5-7th June 2023
Arena Berlin & Festsaal Kreuzberg
Hasnain Kazim grew up in Hamburg and in Karachi in Pakistan. He lives in Vienna and writes for ZEIT ONLINE and Deutschlandfunk, as well as other outlets. An author of six books so far, Kazim has received the “CNN Journalist Award” and spent most of his journalistic career as a foreign correspondent in Islamabad, Istanbul and Vienna.
Being an expert on hate speech and online hate, he dealt with personal reactions to hate mail he received in his 2018 Spiegel bestseller "Post von Karlheinz" (Mail from Karlheinz). In his book "Auf sie mit Gebrüll ...und mit guten Argumenten" (At them with a roar ...and with good arguments), published two years ago, he gives practical tips and many examples of how to argue intelligently in order to put a stop to dull hatred and empty slogans.
Last year he published his first fictional book "Mein Kalifat" (My Caliphate), a satirical response to people's permanent fears of an "Islamisation of the Occident".
3 Questions for… Hasnain Kazim
Since Hasnain Kazim was already scheduled for #rp20, which was cancelled due to the pandemic, we are especially happy to welcome him on stage at #rp22!
What topics or projects are you working on at the moment?
I am working on my long-standing question: "How do we deal with each other in times of division? By "times of division" I mean times when issues such as migration and refugees, climate change, Corona seem to tear open unbridgeable divides. I am concerned with the question of how language shapes our relationships with one another, how it divides or unites—and why it is good to build bridges, but sometimes trenches or walls, in short: borders, are also necessary. This is what I would also like to talk about at #rp22.
What have you missed out on in the past two years and think is in urgent need of a reboot?
What has been neglected in the past two years is that we spend time with each other in an actual, analogue, face-to-face way. Video calls, online conferences, home offices are great here and there and do indeed replace unnecessary long journeys—but they never replace being together. I very much hope that in the future we will be able to spend more time together again, celebrate, live, work. I like some of the things that the pandemic has changed—for example, the fact that Venice has banned cruise ships from the historic centre. Here and there it has become clear what is really important. I hope this remains in our consciousness. However, I doubt that this is the case.
The motto of #rp22 refers to the last line of the Queen song "Bohemian Rhapsody". Which song do you think should definitely be included in a karaoke session at #rp22 and why?

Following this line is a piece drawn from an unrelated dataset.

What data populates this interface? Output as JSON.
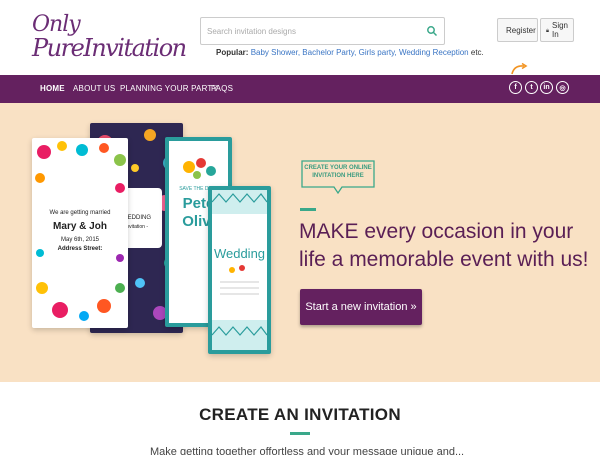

Singing? Do we have to? I really enjoyed the “Jerusalema Challenge” during the pandemic, with some really great videos. Even the local council of the small community of Hollern-Twielenfleth, where I come from, joined in—check it out here. Why don't we dance to that instead?